Output the entries underneath exactly as they are.

[DATASET RECORDS — start]

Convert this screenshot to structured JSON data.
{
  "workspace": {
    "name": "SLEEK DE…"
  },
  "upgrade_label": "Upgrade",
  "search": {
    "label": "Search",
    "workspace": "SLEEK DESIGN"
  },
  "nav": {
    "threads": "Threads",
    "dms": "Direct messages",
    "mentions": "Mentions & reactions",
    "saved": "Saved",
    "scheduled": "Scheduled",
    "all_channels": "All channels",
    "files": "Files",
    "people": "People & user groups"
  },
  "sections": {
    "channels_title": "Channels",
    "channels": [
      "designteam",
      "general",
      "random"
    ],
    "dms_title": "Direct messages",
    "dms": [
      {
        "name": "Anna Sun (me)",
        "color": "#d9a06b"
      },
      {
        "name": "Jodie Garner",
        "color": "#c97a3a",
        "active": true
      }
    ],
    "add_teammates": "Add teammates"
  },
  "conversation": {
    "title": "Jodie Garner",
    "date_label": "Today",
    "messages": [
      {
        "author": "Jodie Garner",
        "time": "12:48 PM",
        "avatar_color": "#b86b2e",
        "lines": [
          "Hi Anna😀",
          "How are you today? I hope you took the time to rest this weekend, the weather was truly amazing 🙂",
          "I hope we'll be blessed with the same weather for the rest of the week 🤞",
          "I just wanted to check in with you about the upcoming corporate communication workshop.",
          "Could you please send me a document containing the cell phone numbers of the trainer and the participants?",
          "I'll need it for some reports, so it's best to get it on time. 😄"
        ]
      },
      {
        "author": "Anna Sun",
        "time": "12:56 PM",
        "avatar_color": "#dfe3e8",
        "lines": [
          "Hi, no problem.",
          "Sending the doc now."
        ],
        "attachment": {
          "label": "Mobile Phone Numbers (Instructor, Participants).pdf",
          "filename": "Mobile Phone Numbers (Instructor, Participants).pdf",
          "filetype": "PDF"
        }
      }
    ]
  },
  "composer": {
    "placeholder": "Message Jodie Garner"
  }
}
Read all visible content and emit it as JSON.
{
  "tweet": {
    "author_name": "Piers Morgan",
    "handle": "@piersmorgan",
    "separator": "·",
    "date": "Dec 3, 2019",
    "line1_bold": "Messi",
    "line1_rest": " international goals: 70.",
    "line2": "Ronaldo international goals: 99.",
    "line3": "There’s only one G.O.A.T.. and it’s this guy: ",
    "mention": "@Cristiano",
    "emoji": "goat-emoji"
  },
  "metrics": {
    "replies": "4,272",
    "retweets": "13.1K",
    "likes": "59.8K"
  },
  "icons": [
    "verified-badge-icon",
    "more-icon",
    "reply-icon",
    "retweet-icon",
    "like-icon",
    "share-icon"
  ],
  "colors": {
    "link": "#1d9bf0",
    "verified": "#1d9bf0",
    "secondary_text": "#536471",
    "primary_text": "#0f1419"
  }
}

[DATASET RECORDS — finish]

- [EXERCISE RESULT]:
Convert this screenshot to structured JSON data.
{
  "workspace": {
    "name": "SLEEK DE…"
  },
  "upgrade_label": "Upgrade",
  "search": {
    "label": "Search",
    "workspace": "SLEEK DESIGN"
  },
  "nav": {
    "threads": "Threads",
    "dms": "Direct messages",
    "mentions": "Mentions & reactions",
    "saved": "Saved",
    "scheduled": "Scheduled",
    "all_channels": "All channels",
    "files": "Files",
    "people": "People & user groups"
  },
  "sections": {
    "channels_title": "Channels",
    "channels": [
      "designteam",
      "general",
      "random"
    ],
    "dms_title": "Direct messages",
    "dms": [
      {
        "name": "Anna Sun (me)",
        "color": "#d9a06b"
      },
      {
        "name": "Jodie Garner",
        "color": "#c97a3a",
        "active": true
      }
    ],
    "add_teammates": "Add teammates"
  },
  "conversation": {
    "title": "Jodie Garner",
    "date_label": "Today",
    "messages": [
      {
        "author": "Jodie Garner",
        "time": "12:48 PM",
        "avatar_color": "#b86b2e",
        "lines": [
          "Hi Anna😀",
          "How are you today? I hope you took the time to rest this weekend, the weather was truly amazing 🙂",
          "I hope we'll be blessed with the same weather for the rest of the week 🤞",
          "I just wanted to check in with you about the upcoming corporate communication workshop.",
          "Could you please send me a document containing the cell phone numbers of the trainer and the participants?",
          "I'll need it for some reports, so it's best to get it on time. 😄"
        ]
      },
      {
        "author": "Anna Sun",
        "time": "12:56 PM",
        "avatar_color": "#dfe3e8",
        "lines": [
          "Hi, no problem.",
          "Sending the doc now."
        ],
        "attachment": {
          "label": "Mobile Phone Numbers (Instructor, Participants).pdf",
          "filename": "Mobile Phone Numbers (Instructor, Participants).pdf",
          "filetype": "PDF"
        }
      }
    ]
  },
  "composer": {
    "placeholder": "Message Jodie Garner"
  }
}
Read all visible content and emit it as JSON.
{
  "tweet": {
    "author_name": "Piers Morgan",
    "handle": "@piersmorgan",
    "separator": "·",
    "date": "Dec 3, 2019",
    "line1_bold": "Messi",
    "line1_rest": " international goals: 70.",
    "line2": "Ronaldo international goals: 99.",
    "line3": "There’s only one G.O.A.T.. and it’s this guy: ",
    "mention": "@Cristiano",
    "emoji": "goat-emoji"
  },
  "metrics": {
    "replies": "4,272",
    "retweets": "13.1K",
    "likes": "59.8K"
  },
  "icons": [
    "verified-badge-icon",
    "more-icon",
    "reply-icon",
    "retweet-icon",
    "like-icon",
    "share-icon"
  ],
  "colors": {
    "link": "#1d9bf0",
    "verified": "#1d9bf0",
    "secondary_text": "#536471",
    "primary_text": "#0f1419"
  }
}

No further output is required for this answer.